Lancashire 214 and 219 for 4 (Bohannon 92, Balderson 91) lead Nottinghamshire 249 (Hameed 97) by 184 runs
You would need to be a confirmed anti-monarchist to turn up at Trent Bridge on a wretched day like this: the coronation of King Charles III pointedly shunned in favour of a bedraggled County Championship match that appeared likely to be rained off by lunchtime only to totter back into life when least expected.
Threats to the realm these spectators, dotted around largely deserted stands in rebellious little groups, with every chance there were crumpled paperbacks of Milton’s Paradise Lost in their knapsacks, concealed below a slice of republican quiche.
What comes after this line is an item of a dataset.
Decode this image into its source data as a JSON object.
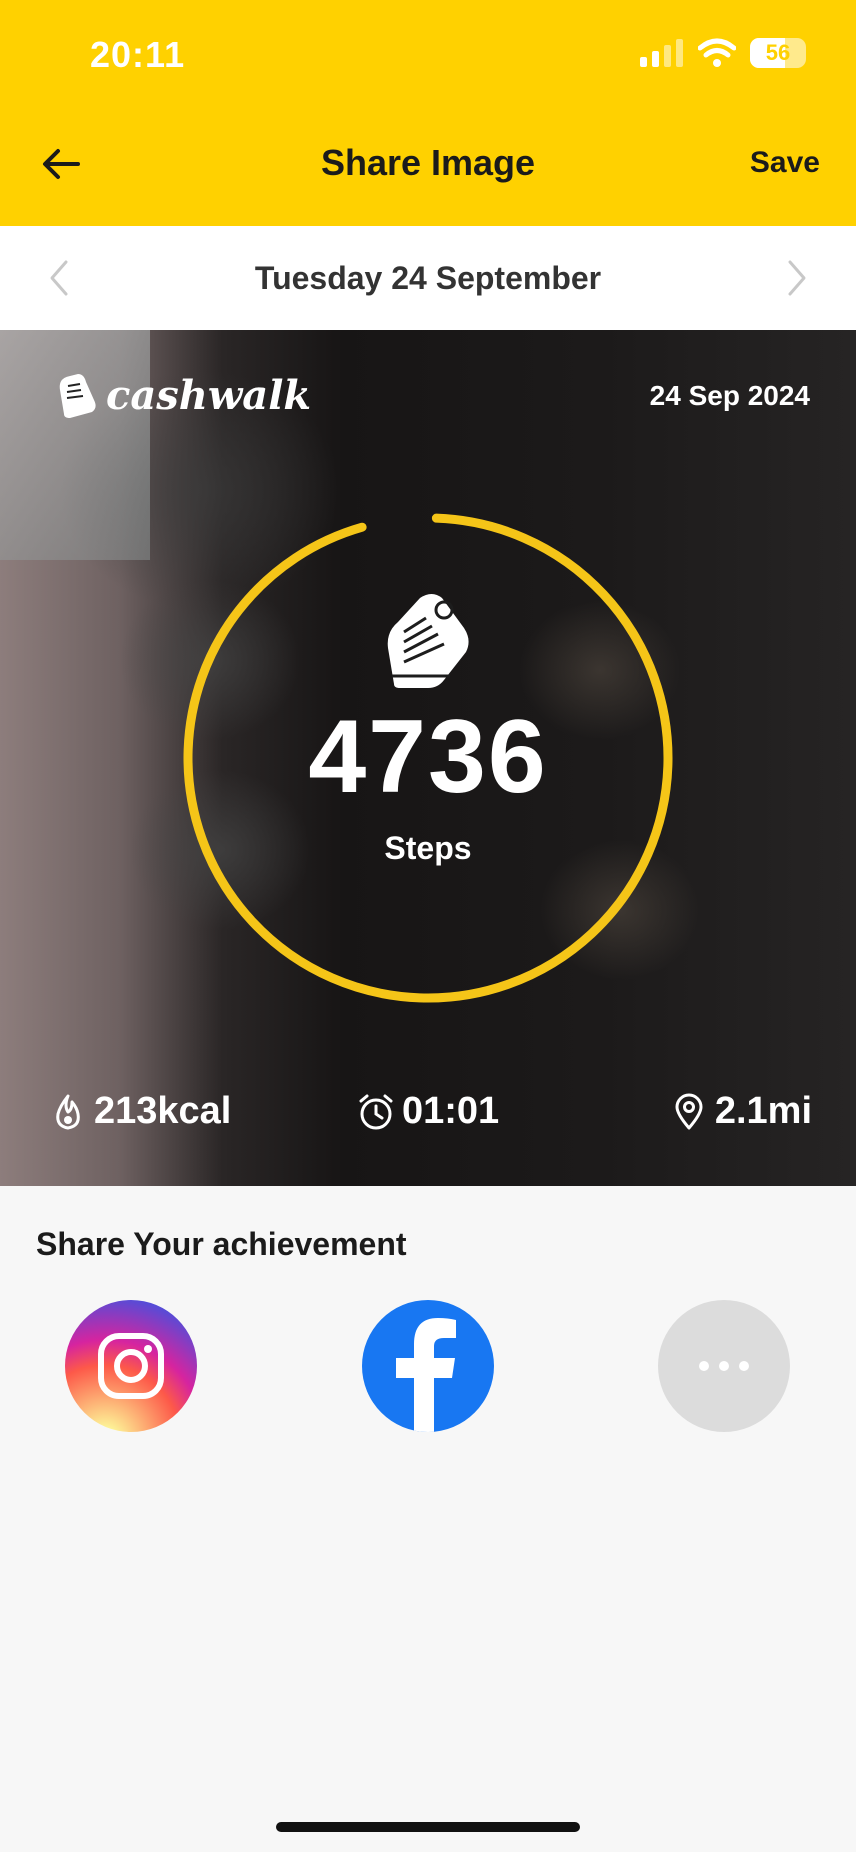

Fortunate, some would say, not to be bundled off into white vans.
Trent Bridge officially did everything by the book, of course. They sang the national anthem when Queen Elizabeth II died and, as history took its course, they sang God Save the King to mark the succession, both teams with chests thrust out with pride. County clubs have vied loyally in the past week to promote their link with royalty, however tenuous. Nottinghamshire’s prize possession is a photo of Prince Philip bowling in the nets in 1949, one royal who really did have an affinity with the game.
That goodwill fleetingly appeared to be reciprocated when Charles formally promised to be a “brave advocate of those in need” shortly before the exchange of swords. Well, somebody has to try to save the Championship, and a newly-crowned king, with an insatiable appetite for tradition, is in as good a position as anyone.
Dane Vilas fell in a third slice of floodlit play as Lancashire, all told, lost three wickets for 24 in 10.3 overs. Nottinghamshire’s bowling, assisted by spicier conditions, had been much better than before lunch, although the sight of Stone limping off midway through an over with a hamstring injury brought more despondency for a fast bowler whose career has been haunted by injury.
By then, the crowd had dwindled to next to nothing, a few dissidents perhaps who were looking for an excuse to avoid a street party or a celebratory fete. But those final overs might have been enough to keep the match alive. If Lancashire, who are still without a win, are serious about challenging for the Championship, they will need to manufacture a declaration in late morning.
Bohannon is an eye-catching player, especially his penchant for an off-side drive, which has a touch of the cavalier about it. Two such assaults against Luke Fletcher took him to his half-century, but Balderson, who is opening because of an injury to the captain, Keaton Jennings, kept pace.
Balderson is a compact and pragmatic left-hander capable of strong forearm thrusts, more pikeman than cavalry. Despite a first-class average of only 24, barely half that of Bohannon, he has looked difficult to dislodge and, at 22, has time on his side. At Canterbury Cathedral’s crowning moment, he brought up the 150 stand by flaying a wide half-volley from Stone to the cover boundary. “Nicely balanced,” somebody murmured appreciatively, which at that precise second was not what the Archbishop of Canterbury was thinking about the crown.
Times change, and this time for the better. There was no cricket 70 years ago on Coronation Day. The Australians were on tour and stayed in London after the Lord’s Test for a Coronation meal at Haymarket House before travelling to Hove to face Sussex the following day. An autographed copy of the menu was auctioned recently but nobody bought it. That’s what creeping republicanism does for you.
England recovered the Ashes that year, winning the final Test after the first four Tests were drawn. Four successive draws in the era of Bazball? This ropey weather would have to continue deep into July for a repeat of that.
David Hopps writes on county cricket for ESPNcricinfo @davidkhopps
(With Inputs from ESPN)
#Josh #Bohannon #George #Balderson #extend #Lancashire #lead #dreary #day